▶ [Task directions]:
Could you please retype the records exactly, minus their pictures?

[[ Material for this task, beginning ]]

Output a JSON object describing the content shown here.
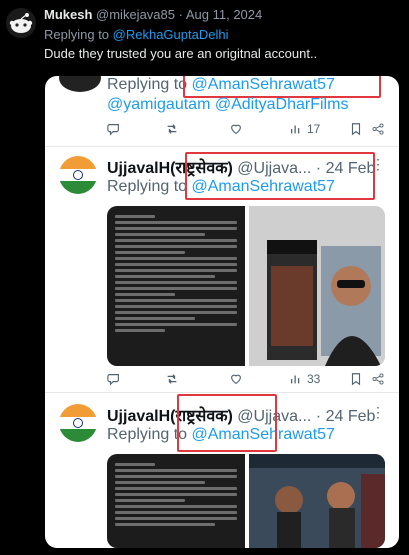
{
  "reply": {
    "name": "Mukesh",
    "handle": "@mikejava85",
    "separator": "·",
    "date": "Aug 11, 2024",
    "replying_prefix": "Replying to ",
    "replying_mention": "@RekhaGuptaDelhi",
    "text": "Dude they trusted you are an origitnal account.."
  },
  "screenshot": {
    "top_tweet": {
      "replying_prefix": "Replying to ",
      "replying_mention": "@AmanSehrawat57",
      "more_mentions": "@yamigautam @AdityaDharFilms",
      "views": "17"
    },
    "tweet1": {
      "name": "UjjavalH(राष्ट्रसेवक)",
      "handle": "@Ujjava...",
      "date": "· 24 Feb",
      "replying_prefix": "Replying to ",
      "replying_mention": "@AmanSehrawat57",
      "views": "33"
    },
    "tweet2": {
      "name": "UjjavalH(राष्ट्रसेवक)",
      "handle": "@Ujjava...",
      "date": "· 24 Feb",
      "replying_prefix": "Replying to ",
      "replying_mention": "@AmanSehrawat57"
    }
  },
  "colors": {
    "background": "#000000",
    "link": "#1d9bf0",
    "highlight_box": "#e0383e",
    "secondary_text": "#8b98a5"
  }
}
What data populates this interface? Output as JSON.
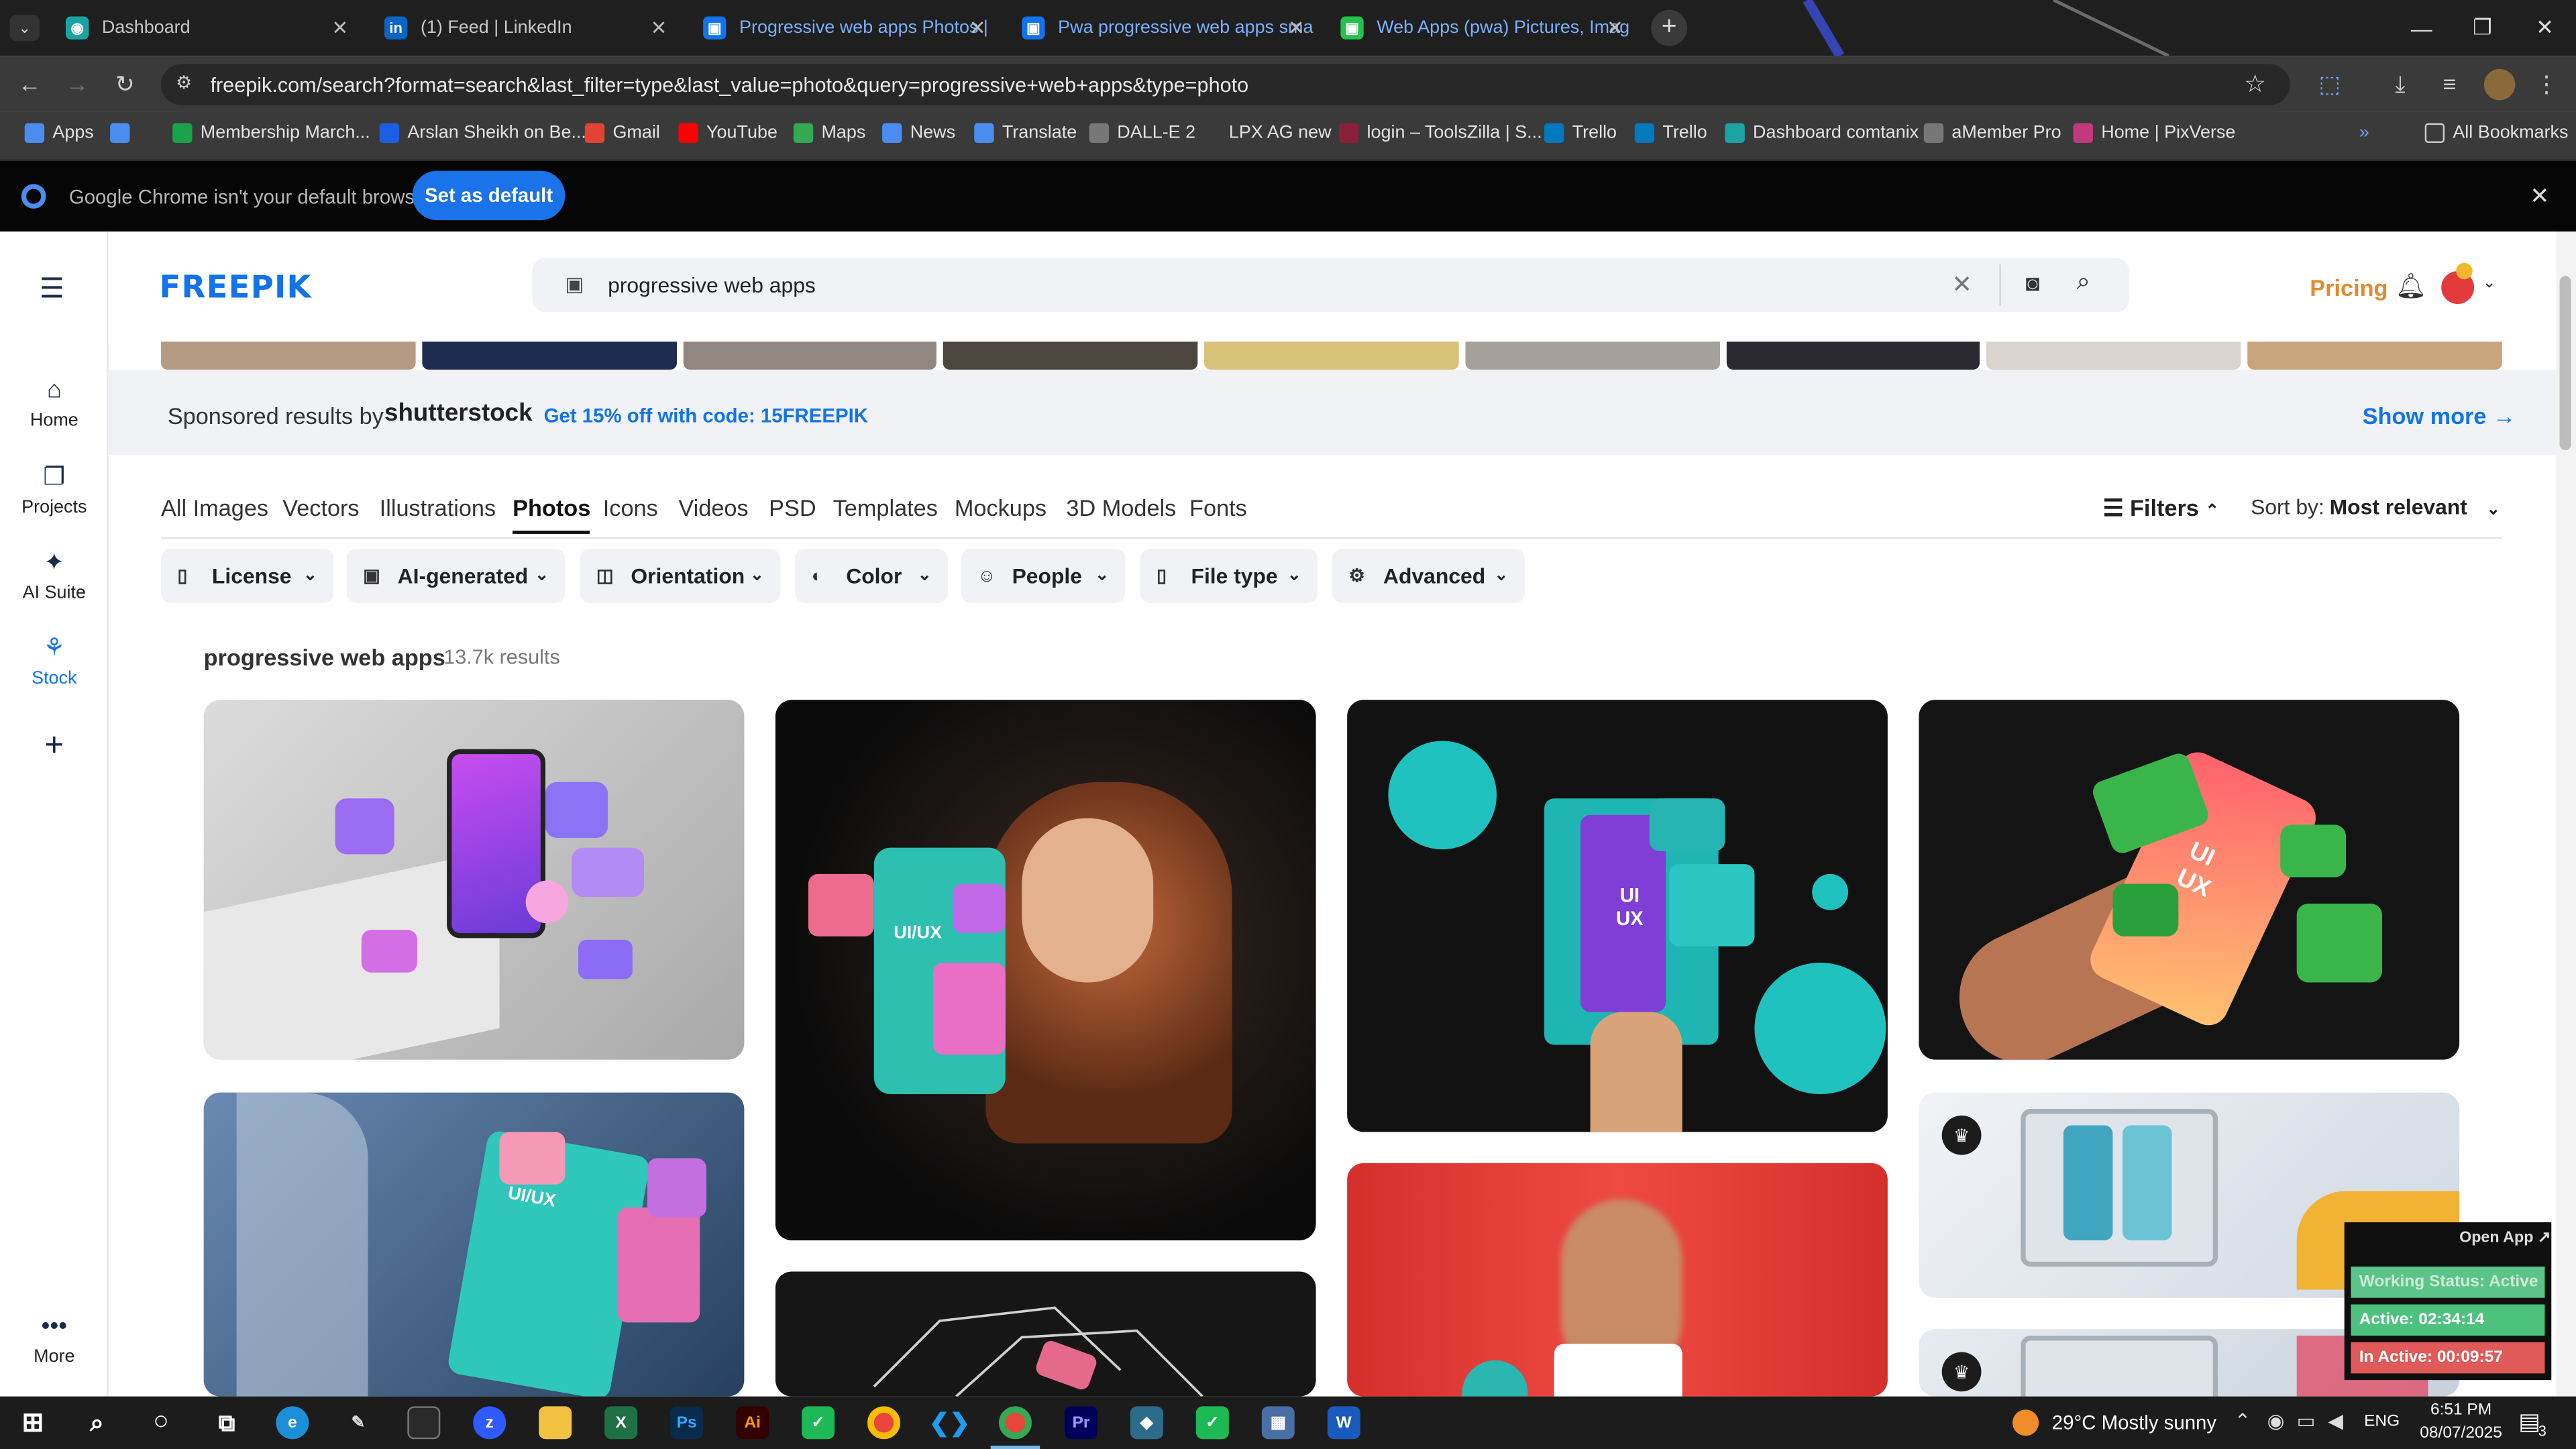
{
  "browser": {
    "tabs": [
      {
        "title": "Dashboard",
        "active": false,
        "favicon_color": "#1aa3a3"
      },
      {
        "title": "(1) Feed | LinkedIn",
        "active": false,
        "favicon_color": "#0a66c2"
      },
      {
        "title": "Progressive web apps Photos | ",
        "active": true,
        "favicon_color": "#1273eb"
      },
      {
        "title": "Pwa progressive web apps sma",
        "active": false,
        "favicon_color": "#1273eb"
      },
      {
        "title": "Web Apps (pwa) Pictures, Imag",
        "active": false,
        "favicon_color": "#25c14e"
      }
    ],
    "url": "freepik.com/search?format=search&last_filter=type&last_value=photo&query=progressive+web+apps&type=photo",
    "bookmarks": [
      {
        "label": "Apps",
        "color": "#4a8cf0"
      },
      {
        "label": "",
        "color": "#4a8cf0"
      },
      {
        "label": "Membership March...",
        "color": "#1aa34a"
      },
      {
        "label": "Arslan Sheikh on Be...",
        "color": "#1b5fe0"
      },
      {
        "label": "Gmail",
        "color": "#e24335"
      },
      {
        "label": "YouTube",
        "color": "#ff0000"
      },
      {
        "label": "Maps",
        "color": "#34a853"
      },
      {
        "label": "News",
        "color": "#4a8cf0"
      },
      {
        "label": "Translate",
        "color": "#4a8cf0"
      },
      {
        "label": "DALL-E 2",
        "color": "#777777"
      },
      {
        "label": "LPX AG new",
        "color": "#3a3a3a"
      },
      {
        "label": "login – ToolsZilla | S...",
        "color": "#8a1f3a"
      },
      {
        "label": "Trello",
        "color": "#0079bf"
      },
      {
        "label": "Trello",
        "color": "#0079bf"
      },
      {
        "label": "Dashboard comtanix",
        "color": "#1aa3a3"
      },
      {
        "label": "aMember Pro",
        "color": "#777777"
      },
      {
        "label": "Home | PixVerse",
        "color": "#c0397b"
      }
    ],
    "all_bookmarks": "All Bookmarks",
    "infobar": {
      "message": "Google Chrome isn't your default browser",
      "button": "Set as default"
    }
  },
  "freepik": {
    "logo": "FREEPIK",
    "sidebar": [
      {
        "label": "Home",
        "icon": "home-icon"
      },
      {
        "label": "Projects",
        "icon": "projects-icon"
      },
      {
        "label": "AI Suite",
        "icon": "sparkle-icon"
      },
      {
        "label": "Stock",
        "icon": "stock-icon"
      },
      {
        "label": "",
        "icon": "plus-icon"
      },
      {
        "label": "More",
        "icon": "more-icon"
      }
    ],
    "search_value": "progressive web apps",
    "pricing": "Pricing",
    "sponsored": {
      "label": "Sponsored results by",
      "brand": "shutterstock",
      "promo": "Get 15% off with code: 15FREEPIK",
      "show_more": "Show more →"
    },
    "content_tabs": [
      "All Images",
      "Vectors",
      "Illustrations",
      "Photos",
      "Icons",
      "Videos",
      "PSD",
      "Templates",
      "Mockups",
      "3D Models",
      "Fonts"
    ],
    "active_tab": "Photos",
    "filters_label": "Filters",
    "sort_label": "Sort by:",
    "sort_value": "Most relevant",
    "filter_buttons": [
      "License",
      "AI-generated",
      "Orientation",
      "Color",
      "People",
      "File type",
      "Advanced"
    ],
    "results_title": "progressive web apps",
    "results_count": "13.7k results",
    "image_cards": [
      {
        "text": "",
        "bg": "#c9c9c9",
        "accent": "#b45cf0"
      },
      {
        "text": "UI/UX",
        "bg": "#111111",
        "accent": "#22b8a8"
      },
      {
        "text": "UI UX",
        "bg": "#151515",
        "accent": "#22c2bf"
      },
      {
        "text": "UI UX",
        "bg": "#141414",
        "accent": "#39b54a"
      },
      {
        "text": "UI/UX",
        "bg": "#3e5d84",
        "accent": "#e66fb4"
      },
      {
        "text": "",
        "bg": "#d9e2ea",
        "accent": "#36a3c2"
      },
      {
        "text": "",
        "bg": "#1a1a1a",
        "accent": "#e56a8a"
      },
      {
        "text": "",
        "bg": "#e23b34",
        "accent": "#2bb6b0"
      },
      {
        "text": "",
        "bg": "#e5e9ee",
        "accent": "#f2b233"
      }
    ]
  },
  "tracker": {
    "open_app": "Open App ↗",
    "working_status": "Working Status: Active",
    "active": "Active: 02:34:14",
    "inactive": "In Active: 00:09:57"
  },
  "taskbar": {
    "weather": "29°C  Mostly sunny",
    "lang": "ENG",
    "time": "6:51 PM",
    "date": "08/07/2025",
    "notifications": "3"
  }
}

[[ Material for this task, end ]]

▶ [Written solution]:
Output a JSON object describing the content shown here.
{
  "reply": {
    "name": "Mukesh",
    "handle": "@mikejava85",
    "separator": "·",
    "date": "Aug 11, 2024",
    "replying_prefix": "Replying to ",
    "replying_mention": "@RekhaGuptaDelhi",
    "text": "Dude they trusted you are an origitnal account.."
  },
  "screenshot": {
    "top_tweet": {
      "replying_prefix": "Replying to ",
      "replying_mention": "@AmanSehrawat57",
      "more_mentions": "@yamigautam @AdityaDharFilms",
      "views": "17"
    },
    "tweet1": {
      "name": "UjjavalH(राष्ट्रसेवक)",
      "handle": "@Ujjava...",
      "date": "· 24 Feb",
      "replying_prefix": "Replying to ",
      "replying_mention": "@AmanSehrawat57",
      "views": "33"
    },
    "tweet2": {
      "name": "UjjavalH(राष्ट्रसेवक)",
      "handle": "@Ujjava...",
      "date": "· 24 Feb",
      "replying_prefix": "Replying to ",
      "replying_mention": "@AmanSehrawat57"
    }
  },
  "colors": {
    "background": "#000000",
    "link": "#1d9bf0",
    "highlight_box": "#e0383e",
    "secondary_text": "#8b98a5"
  }
}
What data populates this interface? Output as JSON.
{
  "browser": {
    "tabs": [
      {
        "title": "Dashboard",
        "active": false,
        "favicon_color": "#1aa3a3"
      },
      {
        "title": "(1) Feed | LinkedIn",
        "active": false,
        "favicon_color": "#0a66c2"
      },
      {
        "title": "Progressive web apps Photos | ",
        "active": true,
        "favicon_color": "#1273eb"
      },
      {
        "title": "Pwa progressive web apps sma",
        "active": false,
        "favicon_color": "#1273eb"
      },
      {
        "title": "Web Apps (pwa) Pictures, Imag",
        "active": false,
        "favicon_color": "#25c14e"
      }
    ],
    "url": "freepik.com/search?format=search&last_filter=type&last_value=photo&query=progressive+web+apps&type=photo",
    "bookmarks": [
      {
        "label": "Apps",
        "color": "#4a8cf0"
      },
      {
        "label": "",
        "color": "#4a8cf0"
      },
      {
        "label": "Membership March...",
        "color": "#1aa34a"
      },
      {
        "label": "Arslan Sheikh on Be...",
        "color": "#1b5fe0"
      },
      {
        "label": "Gmail",
        "color": "#e24335"
      },
      {
        "label": "YouTube",
        "color": "#ff0000"
      },
      {
        "label": "Maps",
        "color": "#34a853"
      },
      {
        "label": "News",
        "color": "#4a8cf0"
      },
      {
        "label": "Translate",
        "color": "#4a8cf0"
      },
      {
        "label": "DALL-E 2",
        "color": "#777777"
      },
      {
        "label": "LPX AG new",
        "color": "#3a3a3a"
      },
      {
        "label": "login – ToolsZilla | S...",
        "color": "#8a1f3a"
      },
      {
        "label": "Trello",
        "color": "#0079bf"
      },
      {
        "label": "Trello",
        "color": "#0079bf"
      },
      {
        "label": "Dashboard comtanix",
        "color": "#1aa3a3"
      },
      {
        "label": "aMember Pro",
        "color": "#777777"
      },
      {
        "label": "Home | PixVerse",
        "color": "#c0397b"
      }
    ],
    "all_bookmarks": "All Bookmarks",
    "infobar": {
      "message": "Google Chrome isn't your default browser",
      "button": "Set as default"
    }
  },
  "freepik": {
    "logo": "FREEPIK",
    "sidebar": [
      {
        "label": "Home",
        "icon": "home-icon"
      },
      {
        "label": "Projects",
        "icon": "projects-icon"
      },
      {
        "label": "AI Suite",
        "icon": "sparkle-icon"
      },
      {
        "label": "Stock",
        "icon": "stock-icon"
      },
      {
        "label": "",
        "icon": "plus-icon"
      },
      {
        "label": "More",
        "icon": "more-icon"
      }
    ],
    "search_value": "progressive web apps",
    "pricing": "Pricing",
    "sponsored": {
      "label": "Sponsored results by",
      "brand": "shutterstock",
      "promo": "Get 15% off with code: 15FREEPIK",
      "show_more": "Show more →"
    },
    "content_tabs": [
      "All Images",
      "Vectors",
      "Illustrations",
      "Photos",
      "Icons",
      "Videos",
      "PSD",
      "Templates",
      "Mockups",
      "3D Models",
      "Fonts"
    ],
    "active_tab": "Photos",
    "filters_label": "Filters",
    "sort_label": "Sort by:",
    "sort_value": "Most relevant",
    "filter_buttons": [
      "License",
      "AI-generated",
      "Orientation",
      "Color",
      "People",
      "File type",
      "Advanced"
    ],
    "results_title": "progressive web apps",
    "results_count": "13.7k results",
    "image_cards": [
      {
        "text": "",
        "bg": "#c9c9c9",
        "accent": "#b45cf0"
      },
      {
        "text": "UI/UX",
        "bg": "#111111",
        "accent": "#22b8a8"
      },
      {
        "text": "UI UX",
        "bg": "#151515",
        "accent": "#22c2bf"
      },
      {
        "text": "UI UX",
        "bg": "#141414",
        "accent": "#39b54a"
      },
      {
        "text": "UI/UX",
        "bg": "#3e5d84",
        "accent": "#e66fb4"
      },
      {
        "text": "",
        "bg": "#d9e2ea",
        "accent": "#36a3c2"
      },
      {
        "text": "",
        "bg": "#1a1a1a",
        "accent": "#e56a8a"
      },
      {
        "text": "",
        "bg": "#e23b34",
        "accent": "#2bb6b0"
      },
      {
        "text": "",
        "bg": "#e5e9ee",
        "accent": "#f2b233"
      }
    ]
  },
  "tracker": {
    "open_app": "Open App ↗",
    "working_status": "Working Status: Active",
    "active": "Active: 02:34:14",
    "inactive": "In Active: 00:09:57"
  },
  "taskbar": {
    "weather": "29°C  Mostly sunny",
    "lang": "ENG",
    "time": "6:51 PM",
    "date": "08/07/2025",
    "notifications": "3"
  }
}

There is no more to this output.